Content starts

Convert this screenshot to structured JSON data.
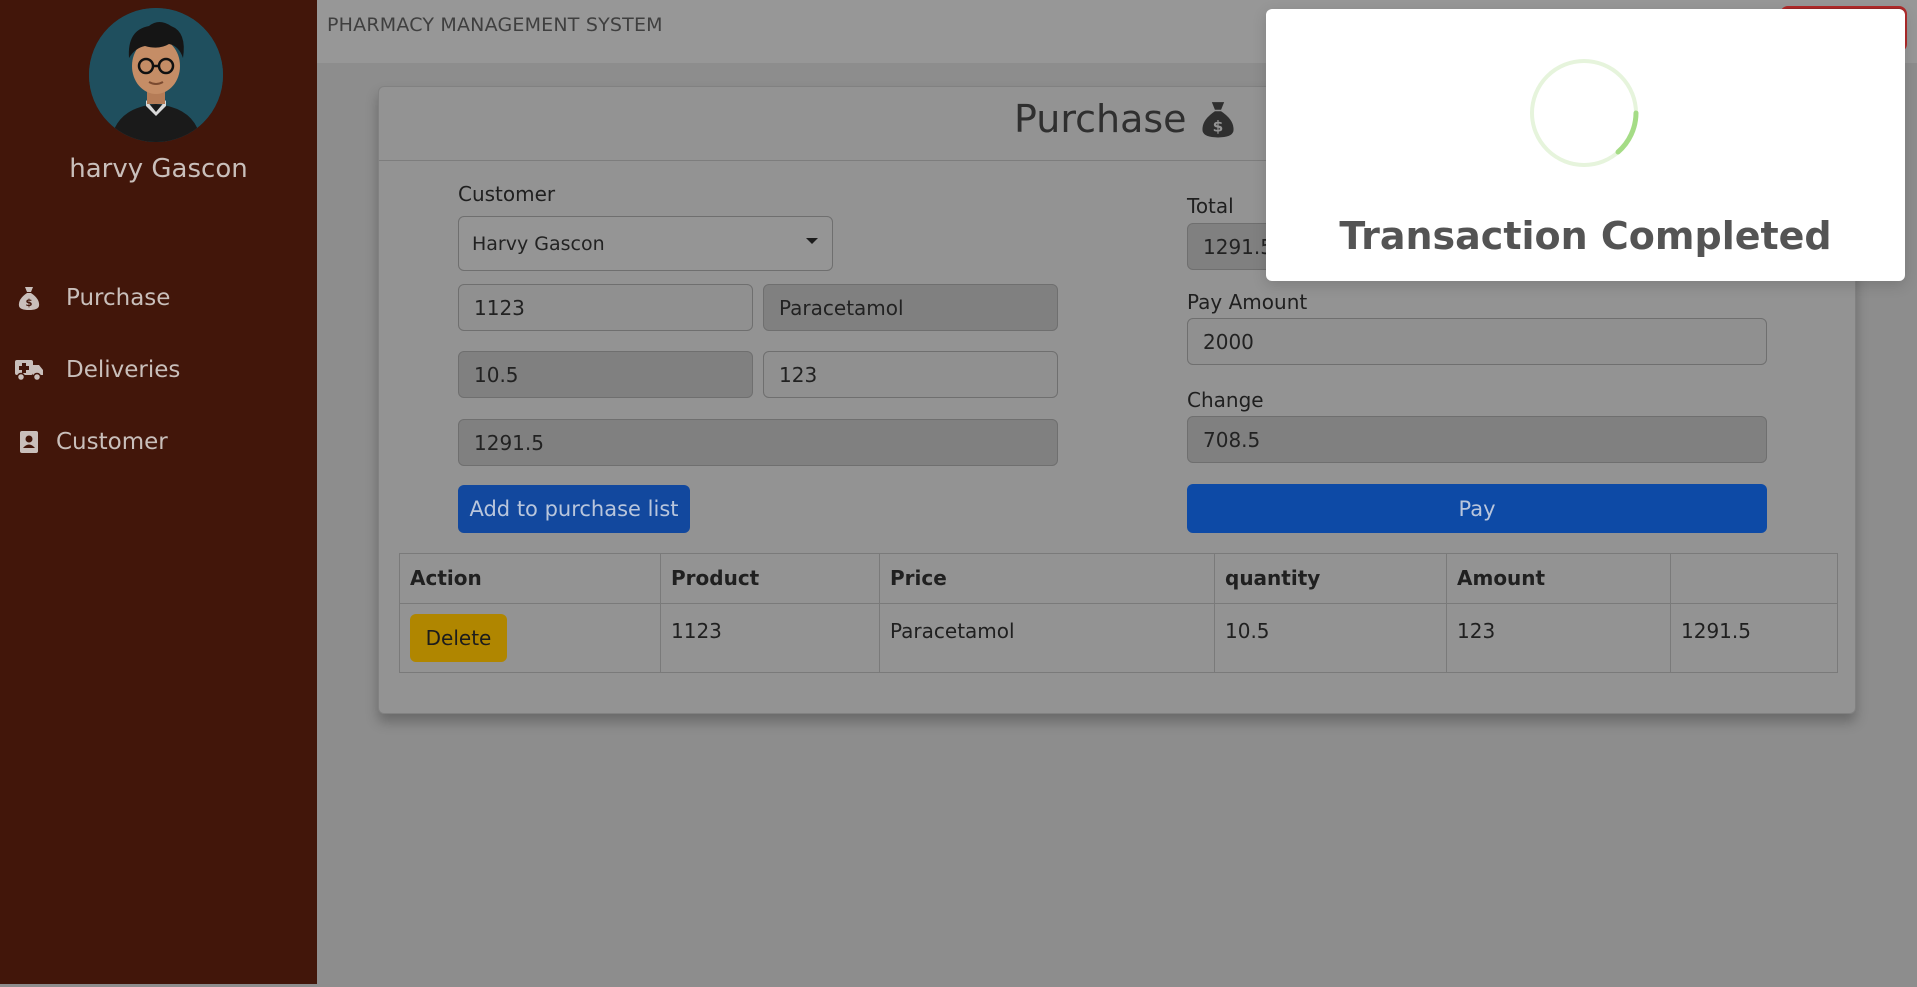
{
  "sidebar": {
    "user_name": "harvy Gascon",
    "items": [
      {
        "label": "Purchase",
        "icon": "money-bag-icon"
      },
      {
        "label": "Deliveries",
        "icon": "truck-medical-icon"
      },
      {
        "label": "Customer",
        "icon": "contact-book-icon"
      }
    ]
  },
  "header": {
    "app_title": "PHARMACY MANAGEMENT SYSTEM"
  },
  "purchase": {
    "title": "Purchase",
    "customer_label": "Customer",
    "customer_selected": "Harvy Gascon",
    "product_code": "1123",
    "product_name": "Paracetamol",
    "price": "10.5",
    "quantity": "123",
    "amount": "1291.5",
    "add_button": "Add to purchase list",
    "total_label": "Total",
    "total_value": "1291.5",
    "pay_amount_label": "Pay Amount",
    "pay_amount_value": "2000",
    "change_label": "Change",
    "change_value": "708.5",
    "pay_button": "Pay"
  },
  "table": {
    "headers": [
      "Action",
      "Product",
      "Price",
      "quantity",
      "Amount",
      ""
    ],
    "rows": [
      {
        "action": "Delete",
        "product": "1123",
        "price": "Paracetamol",
        "quantity": "10.5",
        "amount": "123",
        "extra": "1291.5"
      }
    ]
  },
  "modal": {
    "title": "Transaction Completed",
    "spinner_color": "#a5dc86"
  },
  "colors": {
    "sidebar": "#42160a",
    "primary_button": "#0d6efd",
    "warning_button": "#ffc107"
  }
}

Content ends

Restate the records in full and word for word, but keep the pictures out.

Convert this screenshot to structured JSON data.
{
  "sidebar": {
    "user_name": "harvy Gascon",
    "items": [
      {
        "label": "Purchase",
        "icon": "money-bag-icon"
      },
      {
        "label": "Deliveries",
        "icon": "truck-medical-icon"
      },
      {
        "label": "Customer",
        "icon": "contact-book-icon"
      }
    ]
  },
  "header": {
    "app_title": "PHARMACY MANAGEMENT SYSTEM"
  },
  "purchase": {
    "title": "Purchase",
    "customer_label": "Customer",
    "customer_selected": "Harvy Gascon",
    "product_code": "1123",
    "product_name": "Paracetamol",
    "price": "10.5",
    "quantity": "123",
    "amount": "1291.5",
    "add_button": "Add to purchase list",
    "total_label": "Total",
    "total_value": "1291.5",
    "pay_amount_label": "Pay Amount",
    "pay_amount_value": "2000",
    "change_label": "Change",
    "change_value": "708.5",
    "pay_button": "Pay"
  },
  "table": {
    "headers": [
      "Action",
      "Product",
      "Price",
      "quantity",
      "Amount",
      ""
    ],
    "rows": [
      {
        "action": "Delete",
        "product": "1123",
        "price": "Paracetamol",
        "quantity": "10.5",
        "amount": "123",
        "extra": "1291.5"
      }
    ]
  },
  "modal": {
    "title": "Transaction Completed",
    "spinner_color": "#a5dc86"
  },
  "colors": {
    "sidebar": "#42160a",
    "primary_button": "#0d6efd",
    "warning_button": "#ffc107"
  }
}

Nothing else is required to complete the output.